Alan and Trumpy both have valid points in the previuos thread. I believe this is worthwhile discussion but the thread was heading to politics. There are plenty of boards to engage in that kind of mud slinging if that is what you wish to do. I would like to hear how our electrical brethren are fairing. If the city is evacuated, I assume that contractors will be allowed in to begin clean-up as soon as rescue operations are complete. The challenge these guys are facing are almost overwhelming. What about the engineering problems to prevent this in the future, or is the city declared uninhabitable? KB
KB, Good on ya mate. I think personally that it will take some time to actually drain the area. It sort of makes me think though, what is the point in rebuilding an area that could be flooded twice as badly down the track, say in a few months or a few years?. It also makes me wonder where the current residents will live while this (if any) rebuilding happens?. With Global warming accounting for a lot of strange weather patterns the world over, could this be then called the norm for the future? I'd hate to think so.

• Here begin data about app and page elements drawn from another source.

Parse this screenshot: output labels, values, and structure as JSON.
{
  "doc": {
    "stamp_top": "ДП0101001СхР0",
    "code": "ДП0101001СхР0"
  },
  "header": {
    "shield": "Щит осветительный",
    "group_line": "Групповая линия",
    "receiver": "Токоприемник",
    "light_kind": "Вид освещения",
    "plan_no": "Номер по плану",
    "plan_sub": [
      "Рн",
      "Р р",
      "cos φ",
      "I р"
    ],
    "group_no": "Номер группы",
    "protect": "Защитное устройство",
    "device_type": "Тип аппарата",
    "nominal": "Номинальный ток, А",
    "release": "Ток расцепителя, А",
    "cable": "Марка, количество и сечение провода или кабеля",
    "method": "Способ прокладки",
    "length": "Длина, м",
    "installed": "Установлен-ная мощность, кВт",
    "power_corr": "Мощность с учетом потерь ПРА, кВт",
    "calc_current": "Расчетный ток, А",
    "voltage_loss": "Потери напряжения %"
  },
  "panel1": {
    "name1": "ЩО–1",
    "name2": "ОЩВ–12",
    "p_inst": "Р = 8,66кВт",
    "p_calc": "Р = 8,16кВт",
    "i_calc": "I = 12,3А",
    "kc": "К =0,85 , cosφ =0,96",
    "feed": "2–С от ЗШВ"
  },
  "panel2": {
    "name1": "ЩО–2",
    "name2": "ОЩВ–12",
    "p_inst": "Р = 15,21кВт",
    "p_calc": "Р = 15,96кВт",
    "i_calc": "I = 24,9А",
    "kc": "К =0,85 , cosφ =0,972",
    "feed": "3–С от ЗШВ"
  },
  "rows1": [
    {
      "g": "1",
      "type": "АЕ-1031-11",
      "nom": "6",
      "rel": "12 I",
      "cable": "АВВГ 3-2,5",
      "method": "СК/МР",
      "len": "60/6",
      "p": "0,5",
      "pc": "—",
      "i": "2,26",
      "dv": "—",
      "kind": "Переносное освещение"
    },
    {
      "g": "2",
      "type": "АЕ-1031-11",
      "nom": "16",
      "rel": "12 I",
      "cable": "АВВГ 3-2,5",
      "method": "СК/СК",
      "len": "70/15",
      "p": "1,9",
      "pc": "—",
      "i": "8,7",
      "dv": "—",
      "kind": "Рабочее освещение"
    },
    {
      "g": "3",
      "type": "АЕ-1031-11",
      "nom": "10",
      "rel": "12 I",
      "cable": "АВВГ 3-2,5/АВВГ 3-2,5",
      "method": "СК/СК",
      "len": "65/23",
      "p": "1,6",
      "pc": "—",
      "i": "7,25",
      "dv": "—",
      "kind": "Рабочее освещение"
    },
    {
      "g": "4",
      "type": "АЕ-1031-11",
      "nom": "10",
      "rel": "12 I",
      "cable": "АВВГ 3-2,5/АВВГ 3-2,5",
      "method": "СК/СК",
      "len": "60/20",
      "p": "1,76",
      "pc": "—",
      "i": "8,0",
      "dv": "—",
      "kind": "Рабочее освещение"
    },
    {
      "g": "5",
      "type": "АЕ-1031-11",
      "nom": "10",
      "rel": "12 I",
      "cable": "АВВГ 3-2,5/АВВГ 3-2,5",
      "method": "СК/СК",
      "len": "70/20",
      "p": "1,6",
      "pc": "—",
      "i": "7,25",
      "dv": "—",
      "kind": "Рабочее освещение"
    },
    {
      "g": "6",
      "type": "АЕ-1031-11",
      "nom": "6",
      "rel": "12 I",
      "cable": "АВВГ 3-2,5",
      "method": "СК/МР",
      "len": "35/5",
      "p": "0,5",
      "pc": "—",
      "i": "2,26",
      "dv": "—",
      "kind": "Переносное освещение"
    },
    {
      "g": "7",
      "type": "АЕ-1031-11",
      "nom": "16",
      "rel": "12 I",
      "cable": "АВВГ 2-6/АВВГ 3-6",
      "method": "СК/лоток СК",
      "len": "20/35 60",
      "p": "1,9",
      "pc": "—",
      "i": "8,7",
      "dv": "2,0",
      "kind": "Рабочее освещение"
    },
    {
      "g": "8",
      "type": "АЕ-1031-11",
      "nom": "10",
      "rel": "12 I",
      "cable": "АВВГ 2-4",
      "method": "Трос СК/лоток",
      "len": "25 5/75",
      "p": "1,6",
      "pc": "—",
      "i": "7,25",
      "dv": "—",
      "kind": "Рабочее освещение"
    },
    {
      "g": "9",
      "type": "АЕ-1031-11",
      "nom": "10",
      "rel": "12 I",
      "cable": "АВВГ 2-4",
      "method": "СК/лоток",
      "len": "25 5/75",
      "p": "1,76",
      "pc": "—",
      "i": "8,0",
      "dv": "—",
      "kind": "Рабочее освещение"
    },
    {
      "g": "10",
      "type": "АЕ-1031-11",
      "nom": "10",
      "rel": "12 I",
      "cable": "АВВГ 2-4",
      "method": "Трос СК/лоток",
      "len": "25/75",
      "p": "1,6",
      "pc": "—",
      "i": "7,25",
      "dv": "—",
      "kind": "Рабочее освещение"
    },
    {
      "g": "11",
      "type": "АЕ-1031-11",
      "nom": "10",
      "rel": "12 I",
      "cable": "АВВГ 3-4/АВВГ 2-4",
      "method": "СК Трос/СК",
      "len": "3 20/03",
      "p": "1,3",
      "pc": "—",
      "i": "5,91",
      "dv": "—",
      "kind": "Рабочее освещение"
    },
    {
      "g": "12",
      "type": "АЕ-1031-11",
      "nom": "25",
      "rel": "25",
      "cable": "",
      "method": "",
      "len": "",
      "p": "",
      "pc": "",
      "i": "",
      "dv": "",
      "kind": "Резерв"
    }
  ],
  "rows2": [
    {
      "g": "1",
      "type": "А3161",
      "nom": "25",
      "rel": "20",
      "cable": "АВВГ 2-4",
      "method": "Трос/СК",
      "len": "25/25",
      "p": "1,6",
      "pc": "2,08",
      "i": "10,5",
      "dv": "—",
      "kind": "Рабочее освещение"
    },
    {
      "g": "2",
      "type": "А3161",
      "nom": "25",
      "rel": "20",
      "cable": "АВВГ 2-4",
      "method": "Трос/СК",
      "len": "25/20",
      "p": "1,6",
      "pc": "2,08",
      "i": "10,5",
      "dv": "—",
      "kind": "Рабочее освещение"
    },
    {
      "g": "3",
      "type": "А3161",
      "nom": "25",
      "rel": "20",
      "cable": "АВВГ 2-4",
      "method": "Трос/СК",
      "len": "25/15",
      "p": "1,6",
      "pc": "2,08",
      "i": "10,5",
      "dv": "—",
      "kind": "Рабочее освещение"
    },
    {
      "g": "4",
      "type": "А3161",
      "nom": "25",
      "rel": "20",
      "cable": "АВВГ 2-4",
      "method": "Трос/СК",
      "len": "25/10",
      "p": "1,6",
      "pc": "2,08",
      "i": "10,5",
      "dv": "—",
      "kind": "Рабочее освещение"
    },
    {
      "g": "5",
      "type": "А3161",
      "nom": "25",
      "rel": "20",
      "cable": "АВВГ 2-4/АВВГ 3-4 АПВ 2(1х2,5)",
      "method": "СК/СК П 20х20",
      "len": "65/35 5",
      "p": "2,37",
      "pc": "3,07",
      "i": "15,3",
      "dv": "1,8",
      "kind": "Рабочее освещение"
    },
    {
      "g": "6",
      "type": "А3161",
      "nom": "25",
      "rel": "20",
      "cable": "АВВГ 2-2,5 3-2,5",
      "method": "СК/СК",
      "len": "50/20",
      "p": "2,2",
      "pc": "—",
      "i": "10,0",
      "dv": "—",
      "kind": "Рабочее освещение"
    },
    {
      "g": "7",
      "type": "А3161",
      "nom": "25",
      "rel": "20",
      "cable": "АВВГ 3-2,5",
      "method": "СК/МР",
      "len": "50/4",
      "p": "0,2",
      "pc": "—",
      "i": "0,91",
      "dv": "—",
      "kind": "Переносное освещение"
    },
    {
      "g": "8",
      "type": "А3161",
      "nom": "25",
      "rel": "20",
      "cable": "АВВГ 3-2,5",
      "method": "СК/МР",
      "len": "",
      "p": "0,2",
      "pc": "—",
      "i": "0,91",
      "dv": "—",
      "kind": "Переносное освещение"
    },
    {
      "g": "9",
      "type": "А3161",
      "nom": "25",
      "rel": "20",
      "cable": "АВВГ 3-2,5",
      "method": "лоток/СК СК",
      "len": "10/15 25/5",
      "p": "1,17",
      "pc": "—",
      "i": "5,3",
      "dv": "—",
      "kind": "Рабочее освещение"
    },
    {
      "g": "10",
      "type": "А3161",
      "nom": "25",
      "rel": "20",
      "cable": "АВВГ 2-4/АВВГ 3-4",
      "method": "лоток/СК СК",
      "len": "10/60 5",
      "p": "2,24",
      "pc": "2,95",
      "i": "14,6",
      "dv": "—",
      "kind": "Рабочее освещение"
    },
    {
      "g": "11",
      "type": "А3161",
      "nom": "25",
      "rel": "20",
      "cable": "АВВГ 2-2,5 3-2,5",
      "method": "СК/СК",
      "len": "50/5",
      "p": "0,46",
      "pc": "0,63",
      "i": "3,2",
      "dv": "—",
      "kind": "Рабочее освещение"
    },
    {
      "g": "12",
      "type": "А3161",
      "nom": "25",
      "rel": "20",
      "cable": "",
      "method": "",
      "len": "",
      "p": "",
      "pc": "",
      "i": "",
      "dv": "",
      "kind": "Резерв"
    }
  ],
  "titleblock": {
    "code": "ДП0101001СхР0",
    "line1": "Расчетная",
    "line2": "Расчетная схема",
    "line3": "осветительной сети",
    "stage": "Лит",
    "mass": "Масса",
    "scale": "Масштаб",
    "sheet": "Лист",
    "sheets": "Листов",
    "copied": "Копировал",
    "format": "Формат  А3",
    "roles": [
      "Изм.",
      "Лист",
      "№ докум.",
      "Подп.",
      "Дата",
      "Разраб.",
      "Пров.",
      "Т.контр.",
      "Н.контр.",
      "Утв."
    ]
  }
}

My prayers and thoughts go out to anyone that is caught up in this disaster and I have made a contribution to the Red Cross. If you care for your fellow man, do the same.
[This message has been edited by Trumpy (edited 09-02-2005).]
#55597 - 09/02/0506:37 AMRe: New Orleans (NO Politics)
Dnkldorf, I provide my time free of charge as a Station-Officer of the local Volunteer Fire Brigade. I could be called out of bed at any time during the day (I am a Night shift worker) or night/day during the weekend. It doesn't come down to money, it is based upon caring for your fellow man.
#55599 - 09/02/0508:11 AMRe: New Orleans (NO Politics)
I have a dumb question for the firefighters here. I keep seeing/hearing that they can't fight fires because there isn't any water pressure. Isn't a fire engine a truck with a big pump on it? Why can't they just drop the suction hose in the water they are standing in and pump that?
#55601 - 09/02/0512:05 PMRe: New Orleans (NO Politics)
I think that this is a good time to get with the Dutch and engineer dikes and levees that will protect the future city. They should keep everybody evacuated, take what land they need and re-do the whole place.
They also need to do something about the loss of the marshlands between New Orleans and the Gulf.
I used to live in Gulf Springs by Biloxi and there isn't much you can do to protect that part of the Gulf from a Catagory 5.
#55602 - 09/02/0512:24 PMRe: New Orleans (NO Politics)
The biggest thing they can do is to be sure everything gets build back to current code. Use the Florida wind code. No exceptions to the FEMA elevation. You notice when a storm hits the same places twice here in Florida, a few years apart, the second storm does not do near as much damage, even if it is stronger. If you look at those Hiroshima looking pictures from Mississippi you will notice the new McMansions look largely undamaged and the old homes are gone.
#55603 - 09/02/0503:06 PMRe: New Orleans (NO Politics)
I myself have great faith in the Army Corps of Engineers, they've been an amazing asset to the U.S. for over a hundred years building thousands of enviromental/disaster support and control facilities, and I believe that once order in New Orleans is restored they can re-build the levees to the standards that they should have been built originally.
#55604 - 09/02/0505:01 PMRe: New Orleans (NO Politics)
I hope my comments were not looked upon as politically motivated. They are not. They are a valid point of discussion on the disaster. The federal government was far to slow to react to this situation and as a result more lives are being lost. There should have been an immediate declaration of martial law and an a military response as if the Gulf Coast were being invaded by a foreign country. I would say after seeing this we are not as safe as we may think we are.